___ INFORMATION PROVIDED

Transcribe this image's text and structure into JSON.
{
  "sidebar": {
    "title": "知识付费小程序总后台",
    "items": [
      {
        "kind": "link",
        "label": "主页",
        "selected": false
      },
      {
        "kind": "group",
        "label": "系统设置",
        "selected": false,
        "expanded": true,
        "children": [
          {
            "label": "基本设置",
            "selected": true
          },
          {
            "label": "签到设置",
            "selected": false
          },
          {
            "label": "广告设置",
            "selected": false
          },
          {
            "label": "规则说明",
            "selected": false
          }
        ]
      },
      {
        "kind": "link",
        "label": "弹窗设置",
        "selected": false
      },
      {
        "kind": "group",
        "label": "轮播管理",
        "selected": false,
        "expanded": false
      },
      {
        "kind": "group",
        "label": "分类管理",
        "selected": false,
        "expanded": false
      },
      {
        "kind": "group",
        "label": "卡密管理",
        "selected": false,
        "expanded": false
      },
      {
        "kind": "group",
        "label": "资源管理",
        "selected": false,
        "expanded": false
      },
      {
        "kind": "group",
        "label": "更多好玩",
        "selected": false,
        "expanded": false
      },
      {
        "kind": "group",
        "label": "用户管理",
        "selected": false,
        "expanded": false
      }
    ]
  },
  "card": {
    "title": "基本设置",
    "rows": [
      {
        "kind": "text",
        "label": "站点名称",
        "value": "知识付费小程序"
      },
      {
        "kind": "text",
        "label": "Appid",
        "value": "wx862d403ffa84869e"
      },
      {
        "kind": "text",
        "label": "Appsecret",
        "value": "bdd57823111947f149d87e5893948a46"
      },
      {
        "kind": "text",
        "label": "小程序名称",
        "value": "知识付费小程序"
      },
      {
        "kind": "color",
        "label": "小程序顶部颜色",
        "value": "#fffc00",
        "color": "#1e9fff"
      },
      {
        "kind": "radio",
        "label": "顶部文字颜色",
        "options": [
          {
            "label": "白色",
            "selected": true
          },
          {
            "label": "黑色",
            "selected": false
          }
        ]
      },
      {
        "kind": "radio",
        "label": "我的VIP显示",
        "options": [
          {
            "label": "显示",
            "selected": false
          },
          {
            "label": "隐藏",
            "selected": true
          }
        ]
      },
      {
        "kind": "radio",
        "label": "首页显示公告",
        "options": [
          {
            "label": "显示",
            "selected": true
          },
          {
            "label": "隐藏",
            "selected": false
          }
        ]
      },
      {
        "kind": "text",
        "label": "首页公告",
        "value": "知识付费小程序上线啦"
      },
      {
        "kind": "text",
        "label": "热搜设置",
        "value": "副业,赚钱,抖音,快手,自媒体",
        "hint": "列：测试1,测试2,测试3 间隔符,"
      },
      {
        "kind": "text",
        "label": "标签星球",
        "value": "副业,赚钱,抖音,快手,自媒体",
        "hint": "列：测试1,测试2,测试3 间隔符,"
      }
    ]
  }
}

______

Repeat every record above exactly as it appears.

■ **WRITTEN SOLUTION**:
Transcribe this image's text and structure into JSON.
{
  "sidebar": {
    "title": "知识付费小程序总后台",
    "items": [
      {
        "kind": "link",
        "label": "主页",
        "selected": false
      },
      {
        "kind": "group",
        "label": "系统设置",
        "selected": false,
        "expanded": true,
        "children": [
          {
            "label": "基本设置",
            "selected": true
          },
          {
            "label": "签到设置",
            "selected": false
          },
          {
            "label": "广告设置",
            "selected": false
          },
          {
            "label": "规则说明",
            "selected": false
          }
        ]
      },
      {
        "kind": "link",
        "label": "弹窗设置",
        "selected": false
      },
      {
        "kind": "group",
        "label": "轮播管理",
        "selected": false,
        "expanded": false
      },
      {
        "kind": "group",
        "label": "分类管理",
        "selected": false,
        "expanded": false
      },
      {
        "kind": "group",
        "label": "卡密管理",
        "selected": false,
        "expanded": false
      },
      {
        "kind": "group",
        "label": "资源管理",
        "selected": false,
        "expanded": false
      },
      {
        "kind": "group",
        "label": "更多好玩",
        "selected": false,
        "expanded": false
      },
      {
        "kind": "group",
        "label": "用户管理",
        "selected": false,
        "expanded": false
      }
    ]
  },
  "card": {
    "title": "基本设置",
    "rows": [
      {
        "kind": "text",
        "label": "站点名称",
        "value": "知识付费小程序"
      },
      {
        "kind": "text",
        "label": "Appid",
        "value": "wx862d403ffa84869e"
      },
      {
        "kind": "text",
        "label": "Appsecret",
        "value": "bdd57823111947f149d87e5893948a46"
      },
      {
        "kind": "text",
        "label": "小程序名称",
        "value": "知识付费小程序"
      },
      {
        "kind": "color",
        "label": "小程序顶部颜色",
        "value": "#fffc00",
        "color": "#1e9fff"
      },
      {
        "kind": "radio",
        "label": "顶部文字颜色",
        "options": [
          {
            "label": "白色",
            "selected": true
          },
          {
            "label": "黑色",
            "selected": false
          }
        ]
      },
      {
        "kind": "radio",
        "label": "我的VIP显示",
        "options": [
          {
            "label": "显示",
            "selected": false
          },
          {
            "label": "隐藏",
            "selected": true
          }
        ]
      },
      {
        "kind": "radio",
        "label": "首页显示公告",
        "options": [
          {
            "label": "显示",
            "selected": true
          },
          {
            "label": "隐藏",
            "selected": false
          }
        ]
      },
      {
        "kind": "text",
        "label": "首页公告",
        "value": "知识付费小程序上线啦"
      },
      {
        "kind": "text",
        "label": "热搜设置",
        "value": "副业,赚钱,抖音,快手,自媒体",
        "hint": "列：测试1,测试2,测试3 间隔符,"
      },
      {
        "kind": "text",
        "label": "标签星球",
        "value": "副业,赚钱,抖音,快手,自媒体",
        "hint": "列：测试1,测试2,测试3 间隔符,"
      }
    ]
  }
}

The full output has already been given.